**Task description**
Without the pictures, give the entries below again exactly as written.

──────── Dataset content ────────

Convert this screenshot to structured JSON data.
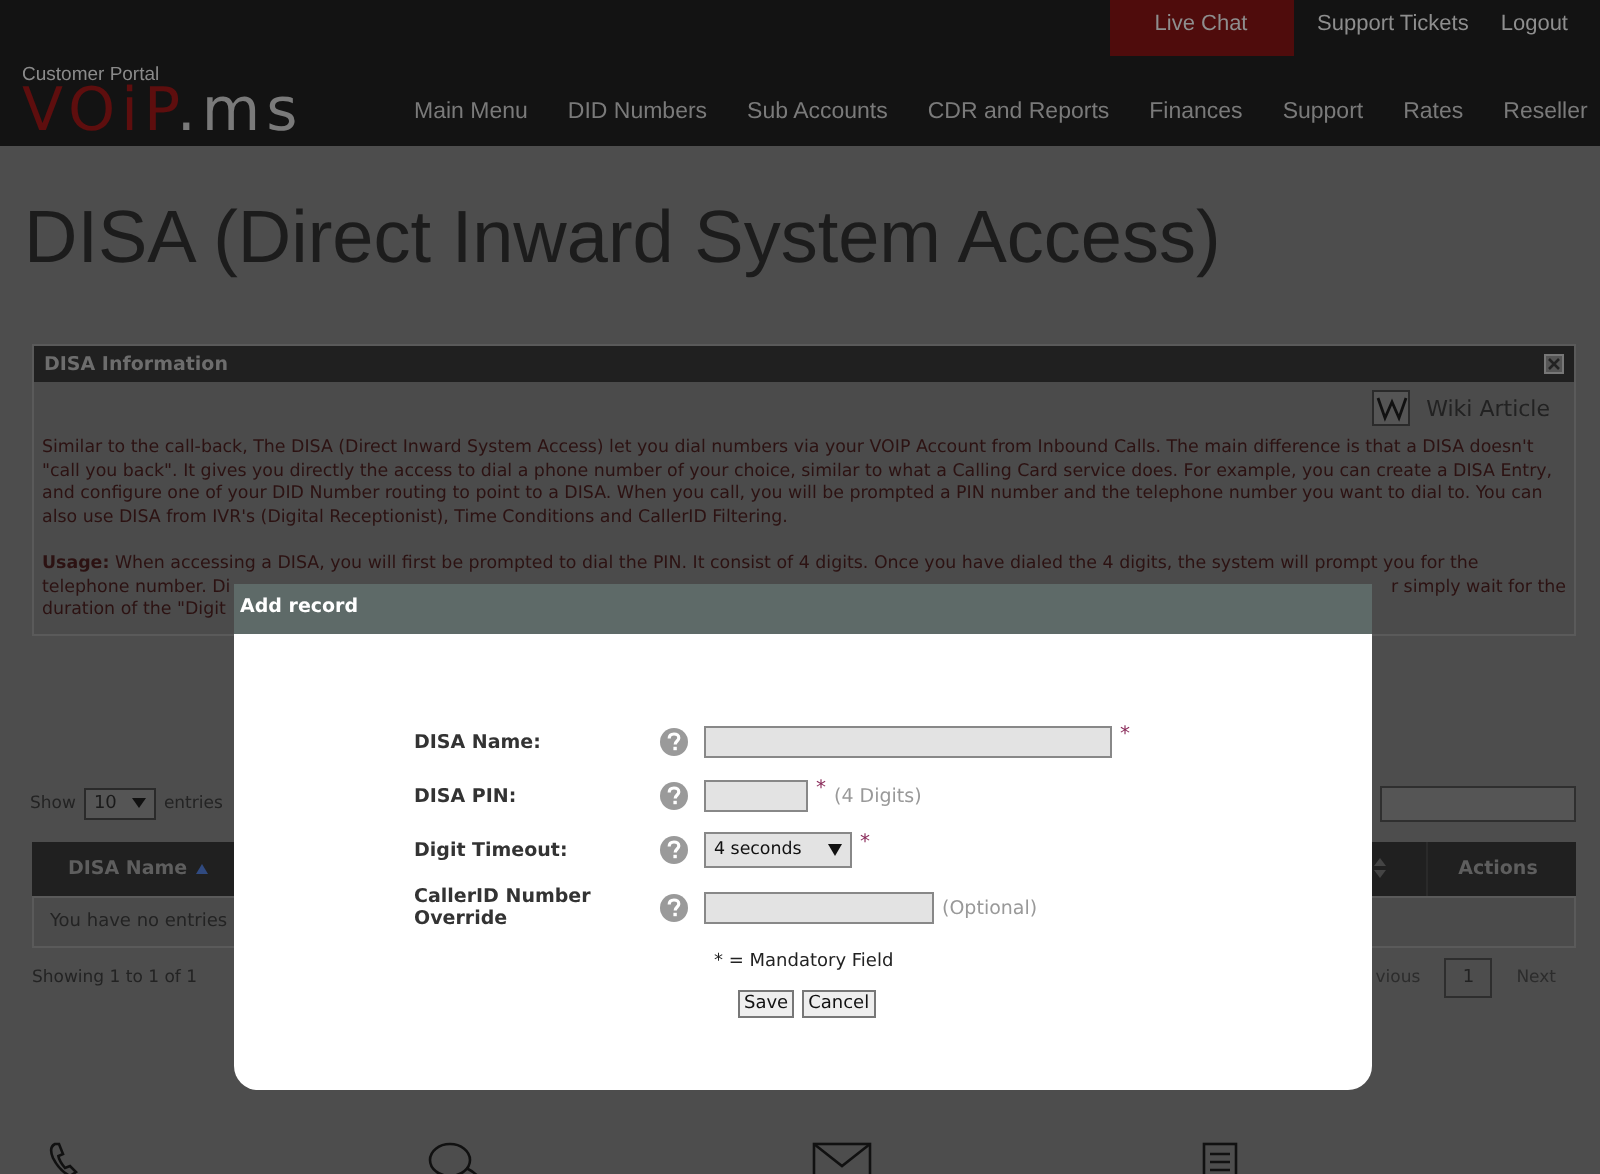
{
  "header": {
    "top_links": [
      {
        "label": "Live Chat",
        "highlighted": true
      },
      {
        "label": "Support Tickets",
        "highlighted": false
      },
      {
        "label": "Logout",
        "highlighted": false
      }
    ],
    "portal_label": "Customer Portal",
    "logo": {
      "part_1": "VOiP",
      "part_2": ".ms"
    },
    "nav": [
      "Main Menu",
      "DID Numbers",
      "Sub Accounts",
      "CDR and Reports",
      "Finances",
      "Support",
      "Rates",
      "Reseller"
    ]
  },
  "page_title": "DISA (Direct Inward System Access)",
  "info_panel": {
    "title": "DISA Information",
    "wiki_link": "Wiki Article",
    "intro": "Similar to the call-back, The DISA (Direct Inward System Access) let you dial numbers via your VOIP Account from Inbound Calls. The main difference is that a DISA doesn't \"call you back\". It gives you directly the access to dial a phone number of your choice, similar to what a Calling Card service does. For example, you can create a DISA Entry, and configure one of your DID Number routing to point to a DISA. When you call, you will be prompted a PIN number and the telephone number you want to dial to. You can also use DISA from IVR's (Digital Receptionist), Time Conditions and CallerID Filtering.",
    "usage_line_1": "**Usage:** When accessing a DISA, you will first be prompted to dial the PIN. It consist of 4 digits. Once you have dialed the 4 digits, the system will prompt you for the",
    "usage_line_2_left": "telephone number. Di",
    "usage_line_2_right": "r simply wait for the",
    "usage_line_3_left": "duration of the \"Digit"
  },
  "table": {
    "show_label": "Show",
    "page_size": "10",
    "entries_label": "entries",
    "columns": [
      {
        "label": "DISA Name",
        "sorted": true
      },
      {
        "label": "Actions",
        "sorted": false
      }
    ],
    "empty_row": "You have no entries",
    "info": "Showing 1 to 1 of 1",
    "pagination": {
      "previous": "vious",
      "current": "1",
      "next": "Next"
    }
  },
  "modal": {
    "title": "Add record",
    "fields": [
      {
        "kind": "text",
        "label": "DISA Name:",
        "required_mark": "*"
      },
      {
        "kind": "text",
        "label": "DISA PIN:",
        "required_mark": "*",
        "note": "(4 Digits)"
      },
      {
        "kind": "select",
        "label": "Digit Timeout:",
        "value": "4 seconds",
        "required_mark": "*"
      },
      {
        "kind": "text",
        "label": "CallerID Number Override",
        "note": "(Optional)"
      }
    ],
    "legend": "* = Mandatory Field",
    "buttons": [
      "Save",
      "Cancel"
    ]
  }
}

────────

**The answer**
Convert this screenshot to structured JSON data.
{
  "header": {
    "top_links": [
      {
        "label": "Live Chat",
        "highlighted": true
      },
      {
        "label": "Support Tickets",
        "highlighted": false
      },
      {
        "label": "Logout",
        "highlighted": false
      }
    ],
    "portal_label": "Customer Portal",
    "logo": {
      "part_1": "VOiP",
      "part_2": ".ms"
    },
    "nav": [
      "Main Menu",
      "DID Numbers",
      "Sub Accounts",
      "CDR and Reports",
      "Finances",
      "Support",
      "Rates",
      "Reseller"
    ]
  },
  "page_title": "DISA (Direct Inward System Access)",
  "info_panel": {
    "title": "DISA Information",
    "wiki_link": "Wiki Article",
    "intro": "Similar to the call-back, The DISA (Direct Inward System Access) let you dial numbers via your VOIP Account from Inbound Calls. The main difference is that a DISA doesn't \"call you back\". It gives you directly the access to dial a phone number of your choice, similar to what a Calling Card service does. For example, you can create a DISA Entry, and configure one of your DID Number routing to point to a DISA. When you call, you will be prompted a PIN number and the telephone number you want to dial to. You can also use DISA from IVR's (Digital Receptionist), Time Conditions and CallerID Filtering.",
    "usage_line_1": "**Usage:** When accessing a DISA, you will first be prompted to dial the PIN. It consist of 4 digits. Once you have dialed the 4 digits, the system will prompt you for the",
    "usage_line_2_left": "telephone number. Di",
    "usage_line_2_right": "r simply wait for the",
    "usage_line_3_left": "duration of the \"Digit"
  },
  "table": {
    "show_label": "Show",
    "page_size": "10",
    "entries_label": "entries",
    "columns": [
      {
        "label": "DISA Name",
        "sorted": true
      },
      {
        "label": "Actions",
        "sorted": false
      }
    ],
    "empty_row": "You have no entries",
    "info": "Showing 1 to 1 of 1",
    "pagination": {
      "previous": "vious",
      "current": "1",
      "next": "Next"
    }
  },
  "modal": {
    "title": "Add record",
    "fields": [
      {
        "kind": "text",
        "label": "DISA Name:",
        "required_mark": "*"
      },
      {
        "kind": "text",
        "label": "DISA PIN:",
        "required_mark": "*",
        "note": "(4 Digits)"
      },
      {
        "kind": "select",
        "label": "Digit Timeout:",
        "value": "4 seconds",
        "required_mark": "*"
      },
      {
        "kind": "text",
        "label": "CallerID Number Override",
        "note": "(Optional)"
      }
    ],
    "legend": "* = Mandatory Field",
    "buttons": [
      "Save",
      "Cancel"
    ]
  }
}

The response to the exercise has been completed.